However, while the system was now choking down the files, they looked terrible! Line breaks were totally messed up and being able to edit them within the Xinha editor was close to hopeless. Clearly, and unfortunately, the code was still not clean enough.
Problems with Composer
A natural assumption was that these open source editors were "buggy" and unable to handle more commercial strength requirements. As a natural response, I turned to Composer, a standard HTML utility in my Mozilla browser.
I had not used Composer much before, but found much to like. It has nice toggles between HTML source and WYSIWYG. It offers menu options for most "standard" activities I would undertake with a Web page. In short, I liked working with it and thought it might become an offline (at least from my blog) standard for doing HTML WYSIWG editing of large imports. I actually started becoming familiar with the app and its controls and features.
However, upon actual incoprporaton of the results, I found a nasty truth. Composer introduces forced line breaks at about margin 70. As a basis to incorporate into other apps — all of which need to work nicely together — this was fatal. So much for Composer. I was sad …..
Problems with Xinha
I have observed line breaks being introduced by Xinha, but have not been able to reproduce the actual steps.

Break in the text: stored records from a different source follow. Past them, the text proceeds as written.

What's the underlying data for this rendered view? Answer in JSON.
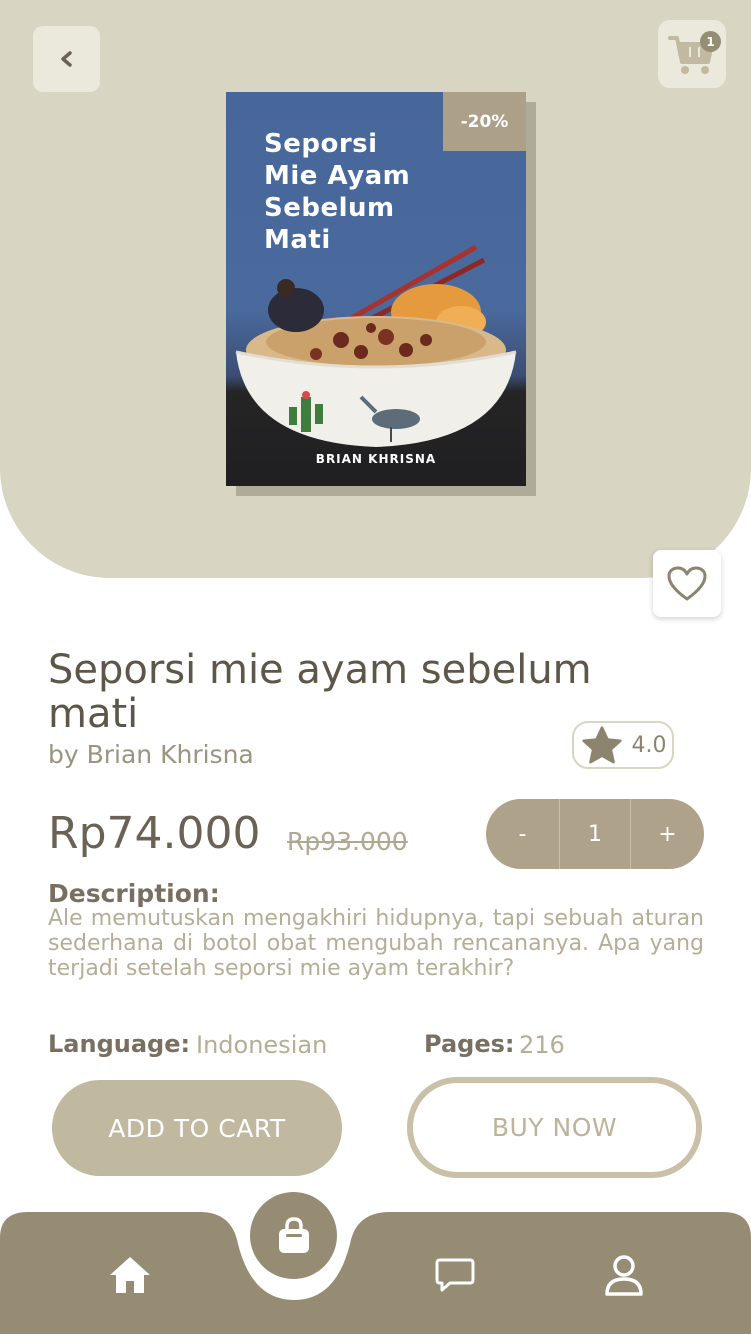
{
  "header": {
    "back_icon": "chevron-left-icon",
    "cart_icon": "cart-icon",
    "cart_count": "1"
  },
  "book": {
    "cover_title": "Seporsi\nMie Ayam\nSebelum\nMati",
    "cover_author": "BRIAN KHRISNA",
    "discount": "-20%",
    "title": "Seporsi mie ayam sebelum mati",
    "author": "by Brian Khrisna",
    "rating": "4.0",
    "price": "Rp74.000",
    "old_price": "Rp93.000",
    "description_label": "Description:",
    "description": "Ale memutuskan mengakhiri hidupnya, tapi sebuah aturan sederhana di botol obat mengubah rencananya. Apa yang terjadi setelah seporsi mie ayam terakhir?",
    "language_label": "Language:",
    "language": "Indonesian",
    "pages_label": "Pages:",
    "pages": "216"
  },
  "quantity": {
    "minus": "-",
    "value": "1",
    "plus": "+"
  },
  "actions": {
    "add_to_cart": "ADD TO CART",
    "buy_now": "BUY NOW"
  },
  "nav": {
    "items": [
      "home-icon",
      "bag-icon",
      "chat-icon",
      "profile-icon"
    ]
  },
  "colors": {
    "hero_bg": "#d8d5c2",
    "accent": "#aea38a",
    "nav_bg": "#968c74",
    "text_dark": "#5e5649",
    "text_muted": "#b6ad96"
  }
}
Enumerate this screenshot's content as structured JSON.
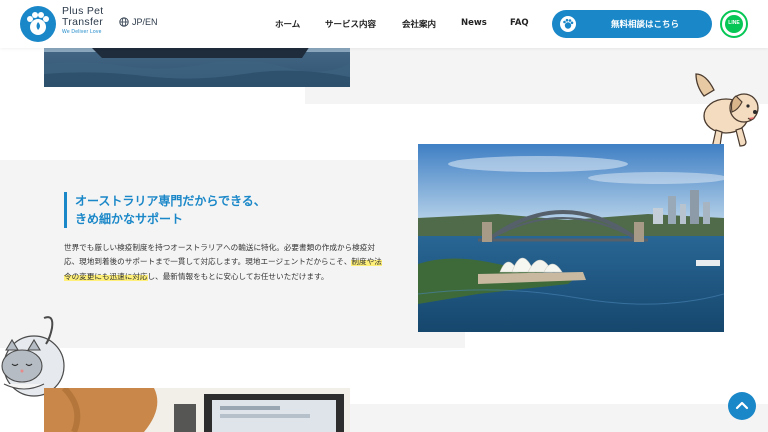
{
  "header": {
    "brand_line1": "Plus Pet",
    "brand_line2": "Transfer",
    "tagline": "We Deliver Love",
    "language": "JP/EN",
    "nav": [
      "ホーム",
      "サービス内容",
      "会社案内",
      "News",
      "FAQ"
    ],
    "cta_label": "無料相談はこちら",
    "line_label": "LINE"
  },
  "section": {
    "heading_line1": "オーストラリア専門だからできる、",
    "heading_line2": "きめ細かなサポート",
    "body_before": "世界でも厳しい検疫制度を持つオーストラリアへの輸送に特化。必要書類の作成から検疫対応、現地到着後のサポートまで一貫して対応します。現地エージェントだからこそ、",
    "body_highlight": "制度や法令の変更にも迅速に対応",
    "body_after": "し、最新情報をもとに安心してお任せいただけます。"
  },
  "colors": {
    "accent": "#1a87c8",
    "line_green": "#06c755",
    "highlight": "#fff07a"
  },
  "icons": {
    "logo": "paw-logo-icon",
    "language": "globe-icon",
    "cta": "paw-icon",
    "scroll_top": "chevron-up-icon"
  }
}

In general, the system seems to be OK about not introducing spurious breaks, including when editing moves from full to smaller screen.
Cleaning the Word HTML II – Textism
The entire process of using files in multiple applications with mutliple behaviors had worked to create a total HTML nightmare in my test file baseline. Remembering one of the options in Laurie Rowell’s piece (above), I decided to break my normal rule against paid products and check out the Textism site using the Word Clean utility. Dean Allen actually has an interesting pricing model which mixes aspects of free, seduction and low cost.
This is a superior and professional offering:
In short, a total recommendation. Any user needing to move a few files per month from Word to their blog should defintely consider this service.
Final Adopted Process
Depending on the length of the original Word document and its complexity, I recommend one of two approaches given current tools (at least the ones I have tested.)
For shorter Word documents, those with little complexity, or internal or external references:
For Word documents that do not meet these conditions, the path is tortuous and onerous:
I know this sounds like a pain, and it is. You should also keep saved versions of interim steps above to have fallbacks if necessary.
Note: There are instances when the size of the file and the degree of final HTML editing and clean-up may suggest offline editing because server-side editing is slow, updated posts may take forever or experience server time-outs, or they may simply crash the server. If offline editing is necessary, do make sure an HTLM editor is used that does not insert those insidious line breaks. If it does, you will spend hours of frustration trying to get everything clean again.
Author’s Note: I actually decided to commit to a blog on April 27, 2005, and began recording soon thereafter my steps in doing so. Because of work demands and other delays, the actual site was not released until July 18, 2005. To give my ‘Prepare to Blog …’ postings a more contemporaneous feel, I arbitrarily changed posting dates on this series one month forward, which means some aspects of the actual blog were better developed than some of these earlier posts indicate. However, the sequence and the content remain unchanged. A re-factored complete guide will be posted at the conclusion of the ‘Prepare to Blog …’ series, targeted for release about August 18, 2005. mkb